EIS AGM: General Secretary Urges Teachers to Stand Together to Reject Excessive Assessment Burden

EIS General Secretary Larry Flanagan, has used his AGM address to urge Scotland’s teachers to stand together to reject the overburdening of pupils and teachers with excessive assessment. 
His comments come as an EIS statutory postal ballot for industrial action in the secondary sector over excessive SQA-related workload enters its final week.
Speaking to delegates at Dundee’s Caird Hall, Mr Flanagan said, "Our statutory industrial action ballot on excessive SQA-related workload closes next week, on Thursday 16 June.
"I would like to take this opportunity to urge all Secondary members to use their vote and post back their ballot papers before this deadline.
"We need to send a clear message to the Scottish Government and the SQA, so let’s have an overwhelming ‘Yes’ vote in the National Qualifications workload ballot.”
Mr Flanagan added, "The August 2014 First reflections report identified the need to identify and remove the duplication in unit and external assessment – nearly two years later we are still waiting.
"The SQA says it can’t move any quicker – the truth is ‘Yes, it can’. We know the SQA can move faster.
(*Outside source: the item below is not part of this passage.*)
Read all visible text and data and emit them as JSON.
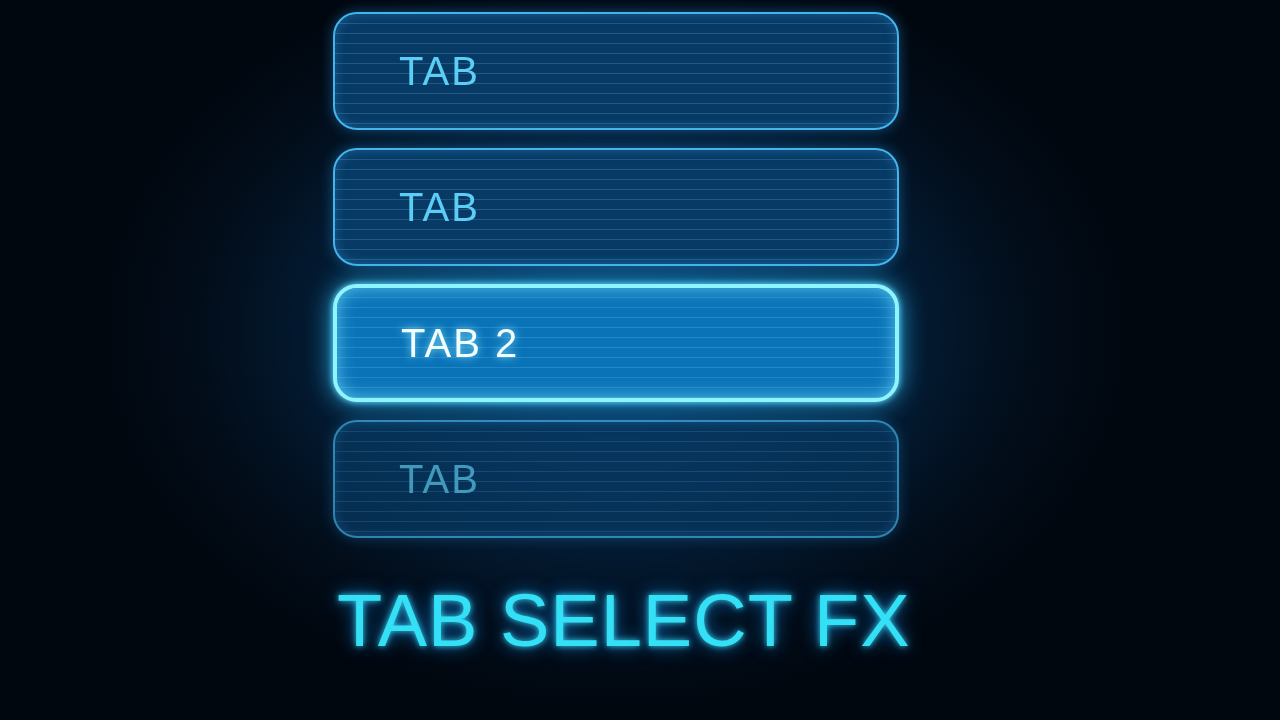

Do they need a crisis to take the matter seriously?”
Mr Flanagan also warned that the introduction of the new National Improvement Framework, and new National Standardised Assessments, must support learning and teaching in schools and not be used to promote a target-setting, league-table approach to measuring pupil progress.
He said, "There is nothing inherently wrong with the NIF – but the litmus test will be what actions flow from analysis of the data. It could be potentially positive if it leads to increased investment; or potentially negative if it narrows the focus to an obsession with targets.
"We have been there before – we are not going back again. Data rich education systems are fine; data driven systems are not.”
A copy of Mr Flanagan’s speech can be found here.